**Activity:** Nothing in the entries should change; repeat them exactly.

━━━━━━━━━━━━━━━━━━━━

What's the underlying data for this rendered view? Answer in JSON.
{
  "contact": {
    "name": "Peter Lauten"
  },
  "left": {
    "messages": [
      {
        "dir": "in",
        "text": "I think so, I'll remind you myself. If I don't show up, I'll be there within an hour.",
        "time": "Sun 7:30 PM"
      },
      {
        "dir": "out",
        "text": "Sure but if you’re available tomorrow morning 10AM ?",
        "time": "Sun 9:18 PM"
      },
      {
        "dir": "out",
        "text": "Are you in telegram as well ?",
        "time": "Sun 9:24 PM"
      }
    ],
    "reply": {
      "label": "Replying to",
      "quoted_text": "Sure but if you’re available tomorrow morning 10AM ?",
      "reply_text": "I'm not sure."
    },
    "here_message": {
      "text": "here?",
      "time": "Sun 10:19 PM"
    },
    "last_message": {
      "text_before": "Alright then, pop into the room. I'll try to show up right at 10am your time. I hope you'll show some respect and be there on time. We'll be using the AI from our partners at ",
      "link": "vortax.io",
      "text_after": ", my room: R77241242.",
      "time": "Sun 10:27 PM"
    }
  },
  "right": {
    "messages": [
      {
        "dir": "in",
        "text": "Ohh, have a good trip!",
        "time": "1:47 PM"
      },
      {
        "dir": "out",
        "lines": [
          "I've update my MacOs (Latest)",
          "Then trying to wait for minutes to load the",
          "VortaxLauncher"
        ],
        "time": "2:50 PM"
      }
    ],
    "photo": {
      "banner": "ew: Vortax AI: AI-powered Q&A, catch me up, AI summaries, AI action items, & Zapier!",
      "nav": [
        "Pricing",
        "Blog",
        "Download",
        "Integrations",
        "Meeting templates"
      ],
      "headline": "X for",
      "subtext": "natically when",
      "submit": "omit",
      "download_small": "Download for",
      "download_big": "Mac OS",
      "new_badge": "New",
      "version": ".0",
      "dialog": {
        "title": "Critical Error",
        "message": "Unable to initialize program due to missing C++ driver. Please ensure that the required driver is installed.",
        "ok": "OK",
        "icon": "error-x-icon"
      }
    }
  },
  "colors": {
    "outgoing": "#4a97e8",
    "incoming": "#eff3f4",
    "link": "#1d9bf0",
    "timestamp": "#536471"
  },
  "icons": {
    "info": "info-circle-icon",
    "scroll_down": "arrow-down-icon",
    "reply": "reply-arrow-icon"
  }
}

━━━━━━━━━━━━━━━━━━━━

**Solution:**
What's the underlying data for this rendered view? Answer in JSON.
{
  "contact": {
    "name": "Peter Lauten"
  },
  "left": {
    "messages": [
      {
        "dir": "in",
        "text": "I think so, I'll remind you myself. If I don't show up, I'll be there within an hour.",
        "time": "Sun 7:30 PM"
      },
      {
        "dir": "out",
        "text": "Sure but if you’re available tomorrow morning 10AM ?",
        "time": "Sun 9:18 PM"
      },
      {
        "dir": "out",
        "text": "Are you in telegram as well ?",
        "time": "Sun 9:24 PM"
      }
    ],
    "reply": {
      "label": "Replying to",
      "quoted_text": "Sure but if you’re available tomorrow morning 10AM ?",
      "reply_text": "I'm not sure."
    },
    "here_message": {
      "text": "here?",
      "time": "Sun 10:19 PM"
    },
    "last_message": {
      "text_before": "Alright then, pop into the room. I'll try to show up right at 10am your time. I hope you'll show some respect and be there on time. We'll be using the AI from our partners at ",
      "link": "vortax.io",
      "text_after": ", my room: R77241242.",
      "time": "Sun 10:27 PM"
    }
  },
  "right": {
    "messages": [
      {
        "dir": "in",
        "text": "Ohh, have a good trip!",
        "time": "1:47 PM"
      },
      {
        "dir": "out",
        "lines": [
          "I've update my MacOs (Latest)",
          "Then trying to wait for minutes to load the",
          "VortaxLauncher"
        ],
        "time": "2:50 PM"
      }
    ],
    "photo": {
      "banner": "ew: Vortax AI: AI-powered Q&A, catch me up, AI summaries, AI action items, & Zapier!",
      "nav": [
        "Pricing",
        "Blog",
        "Download",
        "Integrations",
        "Meeting templates"
      ],
      "headline": "X for",
      "subtext": "natically when",
      "submit": "omit",
      "download_small": "Download for",
      "download_big": "Mac OS",
      "new_badge": "New",
      "version": ".0",
      "dialog": {
        "title": "Critical Error",
        "message": "Unable to initialize program due to missing C++ driver. Please ensure that the required driver is installed.",
        "ok": "OK",
        "icon": "error-x-icon"
      }
    }
  },
  "colors": {
    "outgoing": "#4a97e8",
    "incoming": "#eff3f4",
    "link": "#1d9bf0",
    "timestamp": "#536471"
  },
  "icons": {
    "info": "info-circle-icon",
    "scroll_down": "arrow-down-icon",
    "reply": "reply-arrow-icon"
  }
}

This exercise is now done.